Small folk big value
“The common people pray for rain, healthy children, and a summer that never ends. It is no matter to them if the high lords play their game of thrones, so long as they are left in peace. They never are.”
Look at the common people, they only have one measly Strength, one Icon and no cool abilities or keywords. These little guys don’t seem like much but just like Smallfolk they represent, like the series, the backbone that allows the lords and ladies to engage in their schemes and plots. Each one of these characters allows you to reduce the cost of your next faction character by one and these characters are not limited. By the use of their abilities you can play everyone you have in your hand by kneeling the one you just played! These characters are paramount to your end game and getting them out as soon as possible can be the difference between winning and losing. These characters have the added bonus of being able to attack in Power challenges and they can also be killed off by Military claim saving your more important characters to fight again another day. Being characters they are more vulnerable to removal then locations so make sure you have some Military icons available to protect them or you will find yourself without the support of the farmers, cobblers and merchants you relied on to live your life of luxury.
Lastly we have events and characters that blatantly generate gold for your faction. While these cards are rare and generally limited to certain factions, you should consider playing them if you have access.
Lannisters and the Tyrells excel in gold generation so if you are building with the Lion or the Rose you may want to consider some of these economists in your deck. Not only is Tywin Lannister a huge bodied lord he helps your economy by giving you plus two gold a turn that also makes him bigger for every coin you have; what synergy! Tyrion Lannister is a little sneakier with his economy gains; He gives you two gold every time an intrigue challenge is initiated. This may not seem useful since you cannot normally marshal characters during the challenge phase but this effect allows you to play events that may route your opponent in combat. He also works wonderfully with the main Lannister mechanic Ambush, allowing you play characters during the challenge phase with disastrous effects. On the Tyrell side you have Paxter Redwyne who both gives you +1 gold on your turn as well as a discount to your first event you play this turn.

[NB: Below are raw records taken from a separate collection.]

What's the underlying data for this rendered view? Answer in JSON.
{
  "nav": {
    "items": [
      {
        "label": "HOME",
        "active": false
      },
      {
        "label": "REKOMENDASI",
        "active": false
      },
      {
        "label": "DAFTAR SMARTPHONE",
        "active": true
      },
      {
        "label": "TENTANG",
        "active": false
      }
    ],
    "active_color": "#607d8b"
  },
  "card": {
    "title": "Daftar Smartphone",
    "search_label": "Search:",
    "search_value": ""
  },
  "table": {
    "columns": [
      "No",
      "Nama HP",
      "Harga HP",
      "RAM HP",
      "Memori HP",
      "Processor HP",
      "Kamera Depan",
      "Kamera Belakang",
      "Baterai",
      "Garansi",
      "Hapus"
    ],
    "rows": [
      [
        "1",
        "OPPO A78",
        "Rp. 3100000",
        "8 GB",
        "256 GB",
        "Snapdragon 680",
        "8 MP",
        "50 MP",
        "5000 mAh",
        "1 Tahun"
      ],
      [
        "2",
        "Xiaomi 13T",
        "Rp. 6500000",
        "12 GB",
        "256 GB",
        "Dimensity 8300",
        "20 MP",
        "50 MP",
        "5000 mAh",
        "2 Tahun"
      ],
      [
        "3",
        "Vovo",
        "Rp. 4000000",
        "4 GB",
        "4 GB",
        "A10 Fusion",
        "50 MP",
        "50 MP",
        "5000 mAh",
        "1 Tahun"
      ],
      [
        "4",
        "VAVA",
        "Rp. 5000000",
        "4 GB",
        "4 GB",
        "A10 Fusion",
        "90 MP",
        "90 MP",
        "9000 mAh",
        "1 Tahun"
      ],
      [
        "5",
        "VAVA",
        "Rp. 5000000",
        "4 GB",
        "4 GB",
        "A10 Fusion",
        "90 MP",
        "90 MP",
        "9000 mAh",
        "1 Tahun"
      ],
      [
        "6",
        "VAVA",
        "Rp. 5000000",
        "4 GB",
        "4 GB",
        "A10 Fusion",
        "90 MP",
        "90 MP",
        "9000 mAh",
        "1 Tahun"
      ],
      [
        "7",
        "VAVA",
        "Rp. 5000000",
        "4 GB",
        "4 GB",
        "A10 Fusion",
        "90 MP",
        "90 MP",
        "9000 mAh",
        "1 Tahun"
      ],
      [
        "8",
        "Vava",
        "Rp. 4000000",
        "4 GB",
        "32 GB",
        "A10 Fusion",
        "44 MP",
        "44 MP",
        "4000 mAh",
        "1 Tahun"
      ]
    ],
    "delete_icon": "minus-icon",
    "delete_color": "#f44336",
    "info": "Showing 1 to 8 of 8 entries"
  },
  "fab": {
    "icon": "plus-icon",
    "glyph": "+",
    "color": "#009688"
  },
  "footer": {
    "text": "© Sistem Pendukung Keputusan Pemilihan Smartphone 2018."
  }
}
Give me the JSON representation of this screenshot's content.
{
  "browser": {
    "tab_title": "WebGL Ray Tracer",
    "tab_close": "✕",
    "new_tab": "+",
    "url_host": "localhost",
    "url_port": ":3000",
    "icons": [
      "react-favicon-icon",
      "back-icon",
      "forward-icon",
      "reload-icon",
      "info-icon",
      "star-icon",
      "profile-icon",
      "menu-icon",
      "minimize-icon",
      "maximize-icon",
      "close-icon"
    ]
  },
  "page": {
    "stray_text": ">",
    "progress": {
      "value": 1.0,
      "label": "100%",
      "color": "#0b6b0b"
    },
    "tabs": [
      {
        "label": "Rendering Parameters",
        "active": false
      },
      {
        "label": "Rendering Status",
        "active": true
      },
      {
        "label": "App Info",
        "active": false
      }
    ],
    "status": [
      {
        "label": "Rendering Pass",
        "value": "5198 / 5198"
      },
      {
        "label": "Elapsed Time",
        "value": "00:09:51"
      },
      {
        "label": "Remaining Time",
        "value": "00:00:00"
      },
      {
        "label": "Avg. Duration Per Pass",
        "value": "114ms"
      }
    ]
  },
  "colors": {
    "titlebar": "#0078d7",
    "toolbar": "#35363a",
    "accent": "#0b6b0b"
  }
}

Lady Olenna Tyrell the “Queen of Thorns” bypasses the economy all together and just places Tyrell characters in play when she wins an intrigue challenge.
Last but not least we have Littlefinger, the only neutral character with an economic advantage giving you +1 gold every turn as well as drawing you two cards when you marshal him. Littlefinger’s effect along with continued economic effects makes him one of the most powerful cards in the game and deserving a slot in most decks we will see.
To most players the economy is an afterthought or an annoyance, something they have to endure to play their favorite characters and do battle on the field of Westeros but to the player that takes on the role of Littlefinger and can rub two golden dragons together to breed a third will find himself in a position of power more often than an opponent with a hand of giant lords and no gold to play them with. Because in the Game of Thrones it’s not normally the strongest person who wins it’s the one who plans in advance for everything.
I hope you enjoyed this article and of course please comment below with any thoughts or suggestions and as always please subscribe to get updates on all the latest Game of Thrones LCG news and information.